However, it's important to note that the exact cause of supraorbital neuralgia often remains unknown, and further research is needed to understand the underlying mechanisms of this condition fully.

Searching for the answer?

Let's be honest, you just wanted a quick, direct answer to your question. That's why we createdMediSearch- a free, science-based search for medical information.

Prevalence Of Supraorbital Neuralgia

The prevalence of supraorbital neuralgia in the general population is not well-established. This is due to the condition's rarity and difficulty in diagnosing it, as its symptoms can be similar to other types of neuralgias and headaches.

In a cohort study including up to 2000 individuals, the prevalence of supraorbital neuralgia was 0.65% [9]. This is higher than estimated.

It's important to note that the prevalence of other types of neuralgias, such as trigeminal neuralgia, has been studied more extensively. For instance, the prevalence of trigeminal neuralgia in the general population has been reported to range from 0.03% to 0.3% [10], which makes the 0.65% reported in the above cohort study abnormally high.

In summary, while supraorbital neuralgia is a recognized medical condition, there may not be sufficient evidence to provide an exact prevalence rate in the general population. More extensive epidemiological studies and increased awareness of symptoms are needed to determine the prevalence of supraorbital neuralgia.

Treatments For Supraorbital Neuralgia

Supraorbital neuralgia can be challenging to manage. However, several treatment options have shown promising results:

  • Supraorbital nerve stimulation: In a study, patients with refractory frontal headaches underwent a trial of supraorbital nerve stimulation. The results showed a decrease in headache scores and a reduction in opioid consumption, maintained up to 30 weeks after the device was implanted [11].
  • Surgical management: This is an option mainly for patients with chronic, posttraumatic supraorbital neuralgia. A study reported that surgical excision of the supraorbital and supratrochlear nerves, which supply the ear regions, resulted in at least a 50% reduction in pain in five out of six patients. Incredibly, three patients experienced complete pain cessation postoperatively [4].
  • Radiofrequency thermocoagulation: This option is for patients who respond poorly to conservative treatments. Radiofrequency thermocoagulation has shown excellent long-term pain relief with a gradual reduction in sensory numbness. The cumulative proportion of recurrence-free survival was 96.2% at 12 months, 88.4% at 24 months, with a median recurrence-free time of 97 months [12].
  • Pulsed radiofrequency (PRF): In a multicentric, long-term perspective study, the cumulative pain-free survival at six months, one year, two years, and longer was estimated as 70%, 64%, and 59%, respectively, with a median pain-free time of 52 months [13].
  • Pharmacotherapy: Carbamazepine or oxcarbazepine are often recommended for trigeminal neuropathy, which includes the diagnosis of supraorbital neuralgia. Other drugs like lamotrigine and gabapentin are also recommended in guidance [14].
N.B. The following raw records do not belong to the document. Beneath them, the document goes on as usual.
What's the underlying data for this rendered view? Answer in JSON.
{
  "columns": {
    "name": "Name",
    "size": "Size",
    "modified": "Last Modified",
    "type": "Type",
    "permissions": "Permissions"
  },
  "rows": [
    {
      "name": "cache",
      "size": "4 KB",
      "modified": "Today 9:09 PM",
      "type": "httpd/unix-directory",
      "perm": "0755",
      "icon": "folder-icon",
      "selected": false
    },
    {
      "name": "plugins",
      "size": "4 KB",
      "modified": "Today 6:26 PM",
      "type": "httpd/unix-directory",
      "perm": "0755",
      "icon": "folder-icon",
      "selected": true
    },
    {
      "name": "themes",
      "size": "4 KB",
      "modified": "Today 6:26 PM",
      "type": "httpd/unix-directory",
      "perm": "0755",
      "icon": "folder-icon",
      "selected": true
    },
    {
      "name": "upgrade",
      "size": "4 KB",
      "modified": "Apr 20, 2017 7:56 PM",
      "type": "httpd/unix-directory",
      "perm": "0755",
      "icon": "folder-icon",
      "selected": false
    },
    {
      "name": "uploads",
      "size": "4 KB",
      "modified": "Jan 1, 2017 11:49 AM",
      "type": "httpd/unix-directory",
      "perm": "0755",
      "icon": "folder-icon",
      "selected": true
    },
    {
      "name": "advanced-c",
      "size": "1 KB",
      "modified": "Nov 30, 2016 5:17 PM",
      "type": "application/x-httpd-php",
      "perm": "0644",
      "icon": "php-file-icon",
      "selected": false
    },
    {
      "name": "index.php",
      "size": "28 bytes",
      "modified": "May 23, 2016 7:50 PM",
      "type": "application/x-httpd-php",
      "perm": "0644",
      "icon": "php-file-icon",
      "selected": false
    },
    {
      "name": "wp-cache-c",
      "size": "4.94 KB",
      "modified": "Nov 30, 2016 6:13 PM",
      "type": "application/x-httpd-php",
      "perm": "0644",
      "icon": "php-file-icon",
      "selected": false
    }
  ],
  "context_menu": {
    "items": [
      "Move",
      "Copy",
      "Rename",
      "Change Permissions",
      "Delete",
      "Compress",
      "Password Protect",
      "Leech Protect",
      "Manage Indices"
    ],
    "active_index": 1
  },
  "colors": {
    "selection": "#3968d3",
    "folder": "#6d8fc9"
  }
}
Summary: What Is Supraorbital Neuralgia?

Supraorbital neuralgia is a type of neuropathy of the facial region characterized by pain in the forehead and eye regions. Its prevalence is not well established. It is caused by various insults to the nerve or genetic predispositions. Treatments involve surgical and radiation therapy, as well as specific medications.

If you experience recurring pain in the forehead region, consult your healthcare provider so they can assess and treat your condition accordingly.

Related Posts

Klara Hatinova

Klara Hatinova

Klara is a postgraduate researcher in experimental psychology at the University of Oxford. She has worked across a spectrum of hot topics in neuroscience, including her current project measuring reinforcement learning strategies in Parkinson’s disease. Previously, she studied the efficacy of psilocybin as a therapy for critical mental health conditions and examined molecular circadian rhythms of migraine disorders. She completed her undergraduate degree in Neuroscience at the University of Glasgow and participated in a year abroad at the University of California, where she worked on a clinical trial for spinal cord injury.